Kyle Cranmer Chosen to Head American Family Insurance Data Science Institute
Kyle Cranmer, a University of Wisconsin-Madison alumnus who was instrumental in the discovery of the Higgs boson, will become the next director of the American Family Insurance Data Science Institute.
“We are delighted to welcome Kyle back to UW-Madison, where he received his doctorate in physics in 2005,” said Amy Wendt, associate vice-chancellor for research in the physical sciences. “Kyle brings to the Director role an experience that will facilitate research synergies across campus, connecting data scientists and subject matter experts working to address current challenges ranging from healthcare to education,” through the sciences and beyond.
Founded in 2019, the institute strives to advance discoveries that benefit society through data science research, translation of basic research into practical applications, and interdisciplinary collaboration. The institute is a campus focal point for integrating data science into research, and one of its top priorities is to build a thriving data science community at UW-Madison.
Cranmer is currently a professor of physics at New York University and will assume the leadership of the institute on July 1, 2022, joining the faculty of the UW-Madison Department of Physics, with an affiliate position in statistics. Brian Yandell, the David R. Anderson founding director of the Institute for Data Science, has been in office since 2019.
Cranmer came to data science through his contributions to the search for the Higgs boson, a fundamental particle whose existence was theorized in the 1960s and which is responsible for the mass of objects in the universe.
Finding evidence for the particle required going through huge amounts of data generated by billions of high-energy particle collisions. Cranmer developed a collaborative statistical modeling method that allowed thousands of scientists to work together to research, and eventually find, strong evidence for the Higgs boson in 2012.
“Shortly after the discovery, I turned to a broader reflection on data science and machine learning for the physical sciences, identifying synergies and opportunities, and shaping this discussion internationally. ”Says Cranmer.
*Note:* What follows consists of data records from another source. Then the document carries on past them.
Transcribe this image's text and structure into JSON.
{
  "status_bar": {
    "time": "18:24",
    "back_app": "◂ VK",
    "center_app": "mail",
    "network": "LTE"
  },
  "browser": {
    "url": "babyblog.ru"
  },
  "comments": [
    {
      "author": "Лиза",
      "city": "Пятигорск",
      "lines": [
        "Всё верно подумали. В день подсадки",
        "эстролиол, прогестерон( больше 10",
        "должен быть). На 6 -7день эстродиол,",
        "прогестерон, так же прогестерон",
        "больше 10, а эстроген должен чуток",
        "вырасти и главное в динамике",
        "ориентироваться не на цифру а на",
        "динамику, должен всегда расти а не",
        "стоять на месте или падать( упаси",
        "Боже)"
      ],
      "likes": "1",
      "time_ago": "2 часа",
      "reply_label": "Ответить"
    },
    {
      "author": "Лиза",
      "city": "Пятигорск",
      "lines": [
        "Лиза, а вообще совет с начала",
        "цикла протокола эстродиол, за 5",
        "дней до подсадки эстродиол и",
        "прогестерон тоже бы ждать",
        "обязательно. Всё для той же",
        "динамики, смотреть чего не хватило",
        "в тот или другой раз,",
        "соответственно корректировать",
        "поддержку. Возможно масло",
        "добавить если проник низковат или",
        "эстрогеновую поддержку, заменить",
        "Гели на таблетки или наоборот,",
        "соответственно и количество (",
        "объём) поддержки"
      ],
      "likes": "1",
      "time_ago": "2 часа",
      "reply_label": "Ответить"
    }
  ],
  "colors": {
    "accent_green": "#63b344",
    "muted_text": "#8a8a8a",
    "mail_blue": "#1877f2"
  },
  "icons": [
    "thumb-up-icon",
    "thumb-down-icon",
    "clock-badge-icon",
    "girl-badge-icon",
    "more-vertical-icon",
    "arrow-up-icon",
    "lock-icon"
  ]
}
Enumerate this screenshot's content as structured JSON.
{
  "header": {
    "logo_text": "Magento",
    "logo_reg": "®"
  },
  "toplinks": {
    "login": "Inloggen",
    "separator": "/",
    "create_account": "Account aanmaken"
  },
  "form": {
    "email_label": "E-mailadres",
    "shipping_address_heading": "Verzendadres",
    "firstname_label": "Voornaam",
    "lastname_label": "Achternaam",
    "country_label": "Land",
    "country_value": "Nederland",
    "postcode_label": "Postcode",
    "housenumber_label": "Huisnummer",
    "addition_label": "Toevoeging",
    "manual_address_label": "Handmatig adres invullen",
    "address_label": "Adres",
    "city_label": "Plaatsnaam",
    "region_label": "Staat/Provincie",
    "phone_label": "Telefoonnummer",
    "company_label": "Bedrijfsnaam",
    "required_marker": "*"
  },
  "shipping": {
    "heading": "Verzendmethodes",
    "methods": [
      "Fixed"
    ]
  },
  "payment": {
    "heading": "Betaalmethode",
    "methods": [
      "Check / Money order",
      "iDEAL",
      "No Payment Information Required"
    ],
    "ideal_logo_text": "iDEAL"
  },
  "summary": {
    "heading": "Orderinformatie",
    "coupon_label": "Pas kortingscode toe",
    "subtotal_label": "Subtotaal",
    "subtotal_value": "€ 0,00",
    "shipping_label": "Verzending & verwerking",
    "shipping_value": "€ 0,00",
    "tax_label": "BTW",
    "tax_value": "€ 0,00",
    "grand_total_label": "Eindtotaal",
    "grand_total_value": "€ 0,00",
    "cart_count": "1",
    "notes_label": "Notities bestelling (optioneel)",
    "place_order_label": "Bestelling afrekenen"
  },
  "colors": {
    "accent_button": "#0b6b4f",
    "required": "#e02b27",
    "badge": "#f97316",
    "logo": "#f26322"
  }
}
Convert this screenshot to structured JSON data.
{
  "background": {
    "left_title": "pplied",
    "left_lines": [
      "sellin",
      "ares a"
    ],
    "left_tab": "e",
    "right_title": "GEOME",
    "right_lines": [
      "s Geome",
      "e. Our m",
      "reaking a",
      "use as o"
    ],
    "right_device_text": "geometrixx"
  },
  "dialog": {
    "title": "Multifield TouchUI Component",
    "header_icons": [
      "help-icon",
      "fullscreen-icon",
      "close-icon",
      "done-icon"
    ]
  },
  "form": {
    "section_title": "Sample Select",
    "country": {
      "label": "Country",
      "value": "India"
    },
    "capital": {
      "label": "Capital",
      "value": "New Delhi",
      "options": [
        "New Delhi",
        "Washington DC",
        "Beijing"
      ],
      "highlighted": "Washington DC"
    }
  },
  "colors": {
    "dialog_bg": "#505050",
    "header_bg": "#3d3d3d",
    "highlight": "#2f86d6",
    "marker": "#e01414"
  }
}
His research has extended beyond particle physics and influences astrophysics, cosmology, computational neuroscience, evolutionary biology, and other fields.
At NYU, Cranmer is executive director of Moore-Sloan Data Science Environment, associate professor at the Center for Data Science, and is affiliated with the main machine learning group. His awards and honors include the Presidential Early Career Award for Science and Engineering in 2007 and the National Science Foundation’s Career Award in 2009. He was elected a 2021 Fellow of the American Physical Society.
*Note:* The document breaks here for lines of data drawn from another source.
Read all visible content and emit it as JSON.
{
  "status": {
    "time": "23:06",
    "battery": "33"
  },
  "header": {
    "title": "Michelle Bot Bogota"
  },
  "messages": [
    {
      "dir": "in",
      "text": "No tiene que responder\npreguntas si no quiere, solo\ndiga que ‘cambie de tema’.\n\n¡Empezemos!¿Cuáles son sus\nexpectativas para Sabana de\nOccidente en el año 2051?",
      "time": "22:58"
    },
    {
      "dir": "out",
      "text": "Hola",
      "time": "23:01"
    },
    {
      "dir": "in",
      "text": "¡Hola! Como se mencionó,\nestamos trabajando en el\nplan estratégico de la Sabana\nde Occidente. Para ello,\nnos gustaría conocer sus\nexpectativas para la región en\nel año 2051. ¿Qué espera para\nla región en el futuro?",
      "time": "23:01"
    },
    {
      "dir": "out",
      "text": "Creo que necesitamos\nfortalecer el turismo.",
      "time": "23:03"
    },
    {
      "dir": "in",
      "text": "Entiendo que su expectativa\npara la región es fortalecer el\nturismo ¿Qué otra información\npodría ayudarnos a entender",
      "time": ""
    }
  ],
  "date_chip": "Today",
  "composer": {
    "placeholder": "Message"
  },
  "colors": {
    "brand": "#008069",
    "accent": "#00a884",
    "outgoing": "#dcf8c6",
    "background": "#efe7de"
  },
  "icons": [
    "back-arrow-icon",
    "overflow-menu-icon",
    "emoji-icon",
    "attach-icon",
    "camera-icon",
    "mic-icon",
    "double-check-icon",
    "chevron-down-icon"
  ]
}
Understanding and addressing the impact of data science on society, and the disproportionate effects it can have on marginalized people, is at the heart of Cranmer’s vision.
One of Cranmer’s goals for the American Family Insurance Data Science Institute is to expand engagement in data science across campus. Drawing on his own experiences crossing traditional academic boundaries, he aims to build partnerships between people working in data science methodology and those working in the humanities and natural, physical and social sciences. Understanding and addressing the impact of data science on society, and the disproportionate effects it can have on marginalized people, is at the heart of his vision for this work.
“The issues of equity, inclusion and prejudice, and their impact on society, are very real issues that anyone can relate to, I think,” says Cranmer. “But the way they manifest themselves technically is much more subtle. Raising awareness of how subtle and difficult these issues are, I think, will be helpful in broadening the discussion on campus. “
Cranmer grew up in Arkansas and was in the first graduating class of a public and residential high school for math, science, and the arts. He describes the school as a “melting pot” where students interested in computer science, physics, mathematics, and engineering collaborated on projects that today could be considered data science. Frustrated by the lack of extracurricular activities at his brand new school, Cranmer got involved in school policy and student government.
“It was one of my first calls for leadership,” he says. “I walked into the school and there was nothing set up at all – no student clubs, no activities. It was a very influential moment for me – realizing that you can be part of the solution and shape the environment around you to improve it.
Cranmer looks forward to connecting and sharing ideas with the people and research centers at UW-Madison. He stresses the importance of building trust, both inside and outside the university, by demonstrating the potential of data science to positively affect the lives of people and the world.
“With experience as a national leader in data science, Kyle is well prepared to guide the institute through partnerships with business thought leaders,” says Wendt. “His own research focuses on data science methods that broaden participation to advance discovery in particle physics is really rooted in the Wisconsin idea.”
For Cranmer, contributing to the idea for Wisconsin is an exciting aspect of his new role. He sees opportunities for UW-Madison to engage with the community in research, such as working with the Extension Division and farmers on issues such as agricultural sustainability, carbon capture and climate change.
“This kind of capability is very, very unique, and there are several different entry points for the Data Science Institute to be involved in such research,” says Cranmer. “The role of data science would be really compelling. “
After his years of experience shaping the first wave of data science at NYU, Cranmer is eager to lead an institute well positioned to make a real impact.
“I think it’s a pretty exciting thing to be a part of.”